As I build up the various plant life in this corner, I vary the floss colours and the number of strands I’m using for the stems and grasses. Silk ribbon adds another important dimension to this.

For this project I’m using 4mm silk ribbon (which you can find in some haberdasheries or online, for example here or here, or even eBay!). In addition to the ribbon, the only other tool you need to start stitching is a ribbon needle. The eye is longer than the standard embroidery needle eye to allow for the width of the ribbon.

Embroidery needle on top, ribbon needle below.
When threading the needle, cut the ribbon at a sharp diagonal to make it easier to thread through the eye. Then secure the ribbon to the needle (or else it will slide out every time you pull it through the fabric, it’s slippery!) by sticking the needle through the end of the ribbon end:
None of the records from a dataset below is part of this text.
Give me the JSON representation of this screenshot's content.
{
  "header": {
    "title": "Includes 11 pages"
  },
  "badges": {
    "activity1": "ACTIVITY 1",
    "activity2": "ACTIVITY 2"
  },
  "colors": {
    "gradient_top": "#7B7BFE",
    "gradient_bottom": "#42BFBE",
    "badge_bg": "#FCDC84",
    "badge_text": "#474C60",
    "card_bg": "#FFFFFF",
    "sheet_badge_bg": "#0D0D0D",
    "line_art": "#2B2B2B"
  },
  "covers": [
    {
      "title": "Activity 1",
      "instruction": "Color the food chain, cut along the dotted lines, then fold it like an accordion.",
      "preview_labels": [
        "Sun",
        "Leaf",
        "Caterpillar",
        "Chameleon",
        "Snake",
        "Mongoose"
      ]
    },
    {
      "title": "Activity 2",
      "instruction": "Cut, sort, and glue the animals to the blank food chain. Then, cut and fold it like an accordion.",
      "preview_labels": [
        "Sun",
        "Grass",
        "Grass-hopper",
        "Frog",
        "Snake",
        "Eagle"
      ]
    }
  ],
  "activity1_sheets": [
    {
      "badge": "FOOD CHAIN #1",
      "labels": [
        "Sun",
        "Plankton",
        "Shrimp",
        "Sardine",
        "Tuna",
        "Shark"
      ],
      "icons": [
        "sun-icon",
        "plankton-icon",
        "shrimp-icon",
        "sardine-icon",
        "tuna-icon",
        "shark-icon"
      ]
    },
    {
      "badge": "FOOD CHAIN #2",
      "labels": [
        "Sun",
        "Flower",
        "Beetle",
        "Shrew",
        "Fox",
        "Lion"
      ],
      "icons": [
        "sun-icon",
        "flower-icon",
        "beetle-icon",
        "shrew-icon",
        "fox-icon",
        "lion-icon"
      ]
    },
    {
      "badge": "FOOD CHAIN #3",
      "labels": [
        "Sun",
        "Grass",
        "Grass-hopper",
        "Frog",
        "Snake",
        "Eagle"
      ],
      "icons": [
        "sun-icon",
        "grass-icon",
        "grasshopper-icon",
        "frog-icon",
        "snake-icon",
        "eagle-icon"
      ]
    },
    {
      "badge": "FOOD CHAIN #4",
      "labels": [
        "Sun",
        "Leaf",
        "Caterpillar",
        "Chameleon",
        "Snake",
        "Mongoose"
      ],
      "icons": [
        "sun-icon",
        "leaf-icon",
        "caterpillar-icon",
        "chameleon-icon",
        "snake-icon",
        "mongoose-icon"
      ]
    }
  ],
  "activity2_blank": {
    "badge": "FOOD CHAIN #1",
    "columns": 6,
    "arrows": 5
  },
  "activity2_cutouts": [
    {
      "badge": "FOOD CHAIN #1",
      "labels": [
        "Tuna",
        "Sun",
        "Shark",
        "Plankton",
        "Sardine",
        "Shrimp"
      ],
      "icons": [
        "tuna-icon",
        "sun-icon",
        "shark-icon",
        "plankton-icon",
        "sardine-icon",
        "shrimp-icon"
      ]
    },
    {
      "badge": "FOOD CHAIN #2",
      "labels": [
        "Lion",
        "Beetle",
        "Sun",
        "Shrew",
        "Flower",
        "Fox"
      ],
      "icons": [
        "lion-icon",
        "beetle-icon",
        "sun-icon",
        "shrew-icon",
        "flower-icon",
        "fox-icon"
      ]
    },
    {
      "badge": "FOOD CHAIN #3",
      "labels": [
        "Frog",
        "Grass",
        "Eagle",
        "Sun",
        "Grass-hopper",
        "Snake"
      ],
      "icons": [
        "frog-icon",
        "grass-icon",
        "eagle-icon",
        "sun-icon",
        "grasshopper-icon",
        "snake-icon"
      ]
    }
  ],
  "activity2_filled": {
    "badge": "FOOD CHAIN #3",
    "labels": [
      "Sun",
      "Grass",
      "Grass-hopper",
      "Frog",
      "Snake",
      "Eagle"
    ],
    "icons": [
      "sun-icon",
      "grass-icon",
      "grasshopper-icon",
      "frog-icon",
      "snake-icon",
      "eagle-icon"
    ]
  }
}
Tie a small knot in the other end, and you’re ready to go!

Try some long, straight stitches to mimic grasses and leaves. Go a little crazy and add a twist before you bring the needle back down, and hey-ho, you’ve added some movement to your piece:


Make a little curl at the top, like a frond unfurling, by bringing the needle back down through the ribbon, pulling carefully to keep the curl from pulling through.

Change the length of the straight stitch and the colour, and you have yourself some pretty flower petals:

And that’s all you need to know to get started with ribbon embroidery! I have tried using satin ribbon rather than silk, but it is much stiffer, and I never managed to actually pull it through the linen I was using. Satin ribbon isn’t as pliable or fine as silk ribbon, but if you are determined to use satin, then I would suggest trying a very loose-textured linen or an aida with large holes to allow the ribbon through.

My felt landscape is still a work in progress, I am still building the flower corner and deciding if I can leave the grassy corner alone...

Let us know if you give ribbon embroidery a try and if you’d like to see more ribbon stitches.

What are you stitching? Please share in the &Stitches Flickr group. We'd love to see it!

Monday, February 23, 2015

&Spotlight: &Stitches on Pinterest!


You might dimly recall that your &Stitches pals once had a Pinterest account, where we liked to share inspiration for competitions and amazing needlework we came across. It seemed obvious to use Pinterest to share more of what we love with you all, but we never really did get the hang of how best to use it.

But huzzah! We have dusted off the neglected pinboards and brushed away the cobwebs and will be bringing you more beautiful inspiration through Pinterest - from the whole &Stitches team - from now on!

Go follow us over here - &Stitches' Pinterest Page - for even more stitchy fun!